The way that I see it is that a new form of totalitarianism has erupted from the ashes of what was once, a protected free speech: a coveted negative right. This new totalitarianism seems to come from the unsuspecting “political correctness” that is being imposed upon all public leaders alike. Now, to be fair, the UK doesn’t have a strong protected free speech in the same way that the United States does, but the principle bears discussion given that many of us in the States seem to agree with a legal move.
Given that I agree with the majority of the statements made about the presidential candidate Donald Trump, I am less fearful of such a candidate, and far more fearful of a kind of illiberalism these representatives demonstrate by not only publicly ridiculing his views (which I’m glad they are doing), but also by moving to have such people (not just Trump) removed from the public square and legally required to be quiet.
A man like Trump can be restrained by the separation of powers, as well as the highest law, the constitution. But whenever men and women govern with such fear, a reverse effect happens where in the name of protecting these constituents’ precious egos, some people have got to be silenced. So in the name of tolerance we can no longer tolerate certain voices. This harkens back to the Soviet Unions approach to freedom, where you are wiling to break a few eggs in order to make a nice omelette. But once the eggs are broken, building on this secular myth of violence, the omelette never seems to appear. This kind of nonsense will only result in more broken eggs.

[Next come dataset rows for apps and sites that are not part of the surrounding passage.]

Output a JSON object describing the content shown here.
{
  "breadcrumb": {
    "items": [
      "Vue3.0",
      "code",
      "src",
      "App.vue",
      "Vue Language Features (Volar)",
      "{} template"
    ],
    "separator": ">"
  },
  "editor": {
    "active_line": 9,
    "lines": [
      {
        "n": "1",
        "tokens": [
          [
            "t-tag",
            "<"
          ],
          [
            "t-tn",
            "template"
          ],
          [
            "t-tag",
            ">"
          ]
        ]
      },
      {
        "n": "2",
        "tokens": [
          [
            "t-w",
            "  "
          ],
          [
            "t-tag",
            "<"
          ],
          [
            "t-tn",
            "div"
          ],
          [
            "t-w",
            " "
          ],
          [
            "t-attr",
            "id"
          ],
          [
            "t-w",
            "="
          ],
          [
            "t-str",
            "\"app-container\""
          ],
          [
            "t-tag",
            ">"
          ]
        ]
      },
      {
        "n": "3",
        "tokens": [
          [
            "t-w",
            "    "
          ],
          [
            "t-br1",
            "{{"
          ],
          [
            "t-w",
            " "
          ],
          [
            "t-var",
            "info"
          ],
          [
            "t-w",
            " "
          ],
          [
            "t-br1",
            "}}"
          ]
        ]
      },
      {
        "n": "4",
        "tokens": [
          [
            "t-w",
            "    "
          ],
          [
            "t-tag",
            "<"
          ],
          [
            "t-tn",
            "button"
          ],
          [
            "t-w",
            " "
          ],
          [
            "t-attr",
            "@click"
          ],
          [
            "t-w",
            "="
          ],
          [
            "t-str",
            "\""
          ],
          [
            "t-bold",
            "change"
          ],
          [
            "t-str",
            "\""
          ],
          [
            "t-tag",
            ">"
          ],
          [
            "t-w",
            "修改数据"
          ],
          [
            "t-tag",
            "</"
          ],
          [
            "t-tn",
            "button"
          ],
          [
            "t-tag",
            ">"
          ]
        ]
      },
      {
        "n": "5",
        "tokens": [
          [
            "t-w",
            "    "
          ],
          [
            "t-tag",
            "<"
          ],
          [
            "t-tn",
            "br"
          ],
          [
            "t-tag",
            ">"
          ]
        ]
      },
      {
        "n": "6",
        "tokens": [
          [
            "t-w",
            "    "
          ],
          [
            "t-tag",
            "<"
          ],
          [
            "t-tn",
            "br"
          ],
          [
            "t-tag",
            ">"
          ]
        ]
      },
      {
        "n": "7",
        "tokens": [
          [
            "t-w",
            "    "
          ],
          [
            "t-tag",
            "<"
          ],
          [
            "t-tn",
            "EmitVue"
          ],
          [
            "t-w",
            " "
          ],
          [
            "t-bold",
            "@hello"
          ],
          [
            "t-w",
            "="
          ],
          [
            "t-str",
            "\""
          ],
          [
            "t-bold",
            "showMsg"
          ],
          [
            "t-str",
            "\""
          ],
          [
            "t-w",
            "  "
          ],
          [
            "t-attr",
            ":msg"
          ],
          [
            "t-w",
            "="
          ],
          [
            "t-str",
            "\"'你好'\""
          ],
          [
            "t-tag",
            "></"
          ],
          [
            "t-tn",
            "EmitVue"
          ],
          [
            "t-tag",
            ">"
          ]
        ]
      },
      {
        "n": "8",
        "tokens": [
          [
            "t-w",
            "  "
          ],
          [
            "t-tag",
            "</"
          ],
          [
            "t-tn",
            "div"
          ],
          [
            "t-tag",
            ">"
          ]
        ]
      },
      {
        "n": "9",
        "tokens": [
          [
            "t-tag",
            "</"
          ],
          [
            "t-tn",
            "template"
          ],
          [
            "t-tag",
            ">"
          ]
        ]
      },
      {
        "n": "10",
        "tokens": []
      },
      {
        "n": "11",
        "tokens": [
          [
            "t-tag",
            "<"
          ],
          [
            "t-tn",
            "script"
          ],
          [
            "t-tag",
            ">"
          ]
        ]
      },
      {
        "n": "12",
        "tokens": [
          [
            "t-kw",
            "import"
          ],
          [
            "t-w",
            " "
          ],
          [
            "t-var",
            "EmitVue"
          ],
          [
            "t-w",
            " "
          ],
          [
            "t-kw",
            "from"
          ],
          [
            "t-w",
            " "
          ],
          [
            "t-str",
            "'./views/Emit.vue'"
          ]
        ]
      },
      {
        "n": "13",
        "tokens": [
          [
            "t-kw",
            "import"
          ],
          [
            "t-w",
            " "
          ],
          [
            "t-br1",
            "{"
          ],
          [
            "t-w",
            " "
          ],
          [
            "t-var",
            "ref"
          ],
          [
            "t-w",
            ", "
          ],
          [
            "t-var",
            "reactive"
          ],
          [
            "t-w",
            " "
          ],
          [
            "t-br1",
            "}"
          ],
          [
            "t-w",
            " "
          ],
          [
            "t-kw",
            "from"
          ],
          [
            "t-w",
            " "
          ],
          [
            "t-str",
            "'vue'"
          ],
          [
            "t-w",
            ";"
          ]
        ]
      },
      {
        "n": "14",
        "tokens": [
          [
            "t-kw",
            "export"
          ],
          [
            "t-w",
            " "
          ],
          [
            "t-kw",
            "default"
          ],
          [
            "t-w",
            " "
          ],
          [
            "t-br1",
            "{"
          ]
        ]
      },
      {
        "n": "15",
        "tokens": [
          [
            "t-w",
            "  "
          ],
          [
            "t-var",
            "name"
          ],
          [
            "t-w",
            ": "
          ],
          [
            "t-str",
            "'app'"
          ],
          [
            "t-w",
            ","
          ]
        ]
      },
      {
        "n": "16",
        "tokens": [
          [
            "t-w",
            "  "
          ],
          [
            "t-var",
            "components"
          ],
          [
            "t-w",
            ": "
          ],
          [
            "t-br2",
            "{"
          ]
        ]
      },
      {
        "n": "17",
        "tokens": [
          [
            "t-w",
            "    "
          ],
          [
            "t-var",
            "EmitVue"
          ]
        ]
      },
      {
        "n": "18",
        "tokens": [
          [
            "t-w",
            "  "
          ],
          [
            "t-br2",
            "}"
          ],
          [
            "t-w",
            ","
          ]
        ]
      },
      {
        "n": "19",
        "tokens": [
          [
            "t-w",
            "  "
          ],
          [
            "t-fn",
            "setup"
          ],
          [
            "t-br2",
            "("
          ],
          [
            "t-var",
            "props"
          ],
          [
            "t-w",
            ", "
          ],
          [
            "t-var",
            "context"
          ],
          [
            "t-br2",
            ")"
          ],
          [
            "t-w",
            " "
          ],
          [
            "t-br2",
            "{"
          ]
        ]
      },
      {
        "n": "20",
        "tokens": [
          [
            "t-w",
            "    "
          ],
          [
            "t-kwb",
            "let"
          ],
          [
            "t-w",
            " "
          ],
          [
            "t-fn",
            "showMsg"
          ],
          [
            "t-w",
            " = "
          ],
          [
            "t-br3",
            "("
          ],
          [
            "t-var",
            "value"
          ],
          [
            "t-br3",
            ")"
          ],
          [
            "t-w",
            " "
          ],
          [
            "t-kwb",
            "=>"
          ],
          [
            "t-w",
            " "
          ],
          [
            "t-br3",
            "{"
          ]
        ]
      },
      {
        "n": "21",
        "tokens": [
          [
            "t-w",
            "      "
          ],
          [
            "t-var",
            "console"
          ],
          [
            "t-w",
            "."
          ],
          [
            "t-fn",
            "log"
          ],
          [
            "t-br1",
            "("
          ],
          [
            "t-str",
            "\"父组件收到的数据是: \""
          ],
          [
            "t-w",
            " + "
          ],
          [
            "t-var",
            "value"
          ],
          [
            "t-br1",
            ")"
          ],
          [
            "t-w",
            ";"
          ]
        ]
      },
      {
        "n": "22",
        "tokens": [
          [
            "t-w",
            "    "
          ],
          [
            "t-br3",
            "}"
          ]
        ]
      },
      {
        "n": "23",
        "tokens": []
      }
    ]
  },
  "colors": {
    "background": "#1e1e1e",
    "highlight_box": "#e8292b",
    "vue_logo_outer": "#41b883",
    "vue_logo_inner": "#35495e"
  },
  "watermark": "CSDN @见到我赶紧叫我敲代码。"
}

I am opting for a true tolerance to support the common good, and perhaps we would do better to listen.